• [Activity]
Find the lines of data that contain the string "signature", then list them.

______

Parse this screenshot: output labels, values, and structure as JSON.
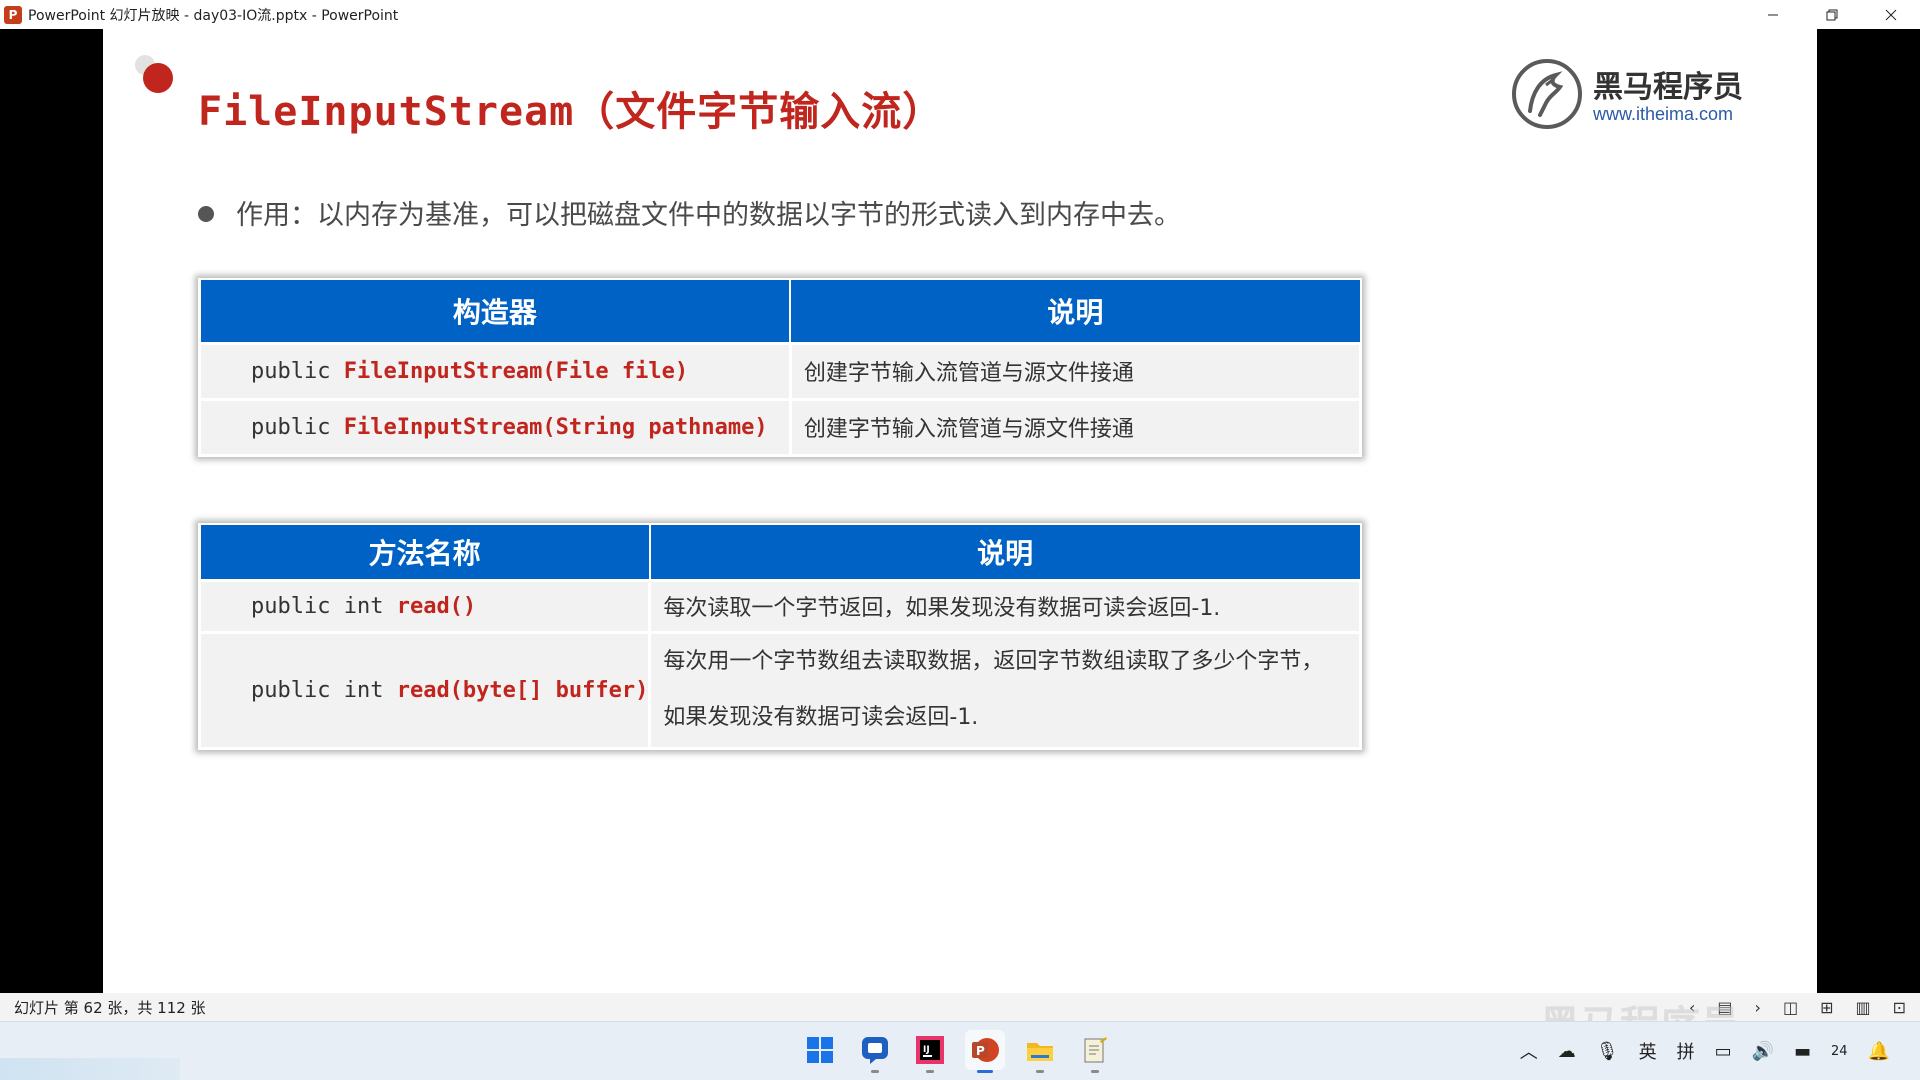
{
  "window": {
    "title": "PowerPoint 幻灯片放映  -  day03-IO流.pptx - PowerPoint",
    "app_icon_letter": "P",
    "controls": [
      "minimize-icon",
      "restore-icon",
      "close-icon"
    ]
  },
  "slide": {
    "title": "FileInputStream（文件字节输入流）",
    "logo": {
      "name": "黑马程序员",
      "url": "www.itheima.com"
    },
    "bullet": "作用：以内存为基准，可以把磁盘文件中的数据以字节的形式读入到内存中去。",
    "constructors_table": {
      "headers": [
        "构造器",
        "说明"
      ],
      "rows": [
        {
          "modifier": "public",
          "signature": "FileInputStream(File file)",
          "desc": "创建字节输入流管道与源文件接通"
        },
        {
          "modifier": "public",
          "signature": "FileInputStream(String pathname)",
          "desc": "创建字节输入流管道与源文件接通"
        }
      ]
    },
    "methods_table": {
      "headers": [
        "方法名称",
        "说明"
      ],
      "rows": [
        {
          "modifier": "public int",
          "signature": "read()",
          "desc_lines": [
            "每次读取一个字节返回，如果发现没有数据可读会返回-1."
          ]
        },
        {
          "modifier": "public int",
          "signature": "read(byte[] buffer)",
          "desc_lines": [
            "每次用一个字节数组去读取数据，返回字节数组读取了多少个字节，",
            "如果发现没有数据可读会返回-1."
          ]
        }
      ]
    }
  },
  "statusbar": {
    "slide_info": "幻灯片 第 62 张，共 112 张",
    "watermark": "黑马程序员",
    "icons": [
      "prev-icon",
      "notes-icon",
      "next-icon",
      "normal-view-icon",
      "slide-sorter-icon",
      "reading-view-icon",
      "slideshow-icon"
    ]
  },
  "taskbar": {
    "apps": [
      "windows-start-icon",
      "chat-icon",
      "intellij-icon",
      "powerpoint-icon",
      "file-explorer-icon",
      "notepad-icon"
    ],
    "tray": {
      "ime_lang": "英",
      "ime_mode": "拼",
      "clock": "24"
    }
  }
}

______

• [Response area]
          "signature": "FileInputStream(File file)",
          "signature": "FileInputStream(String pathname)",
          "signature": "read()",
          "signature": "read(byte[] buffer)",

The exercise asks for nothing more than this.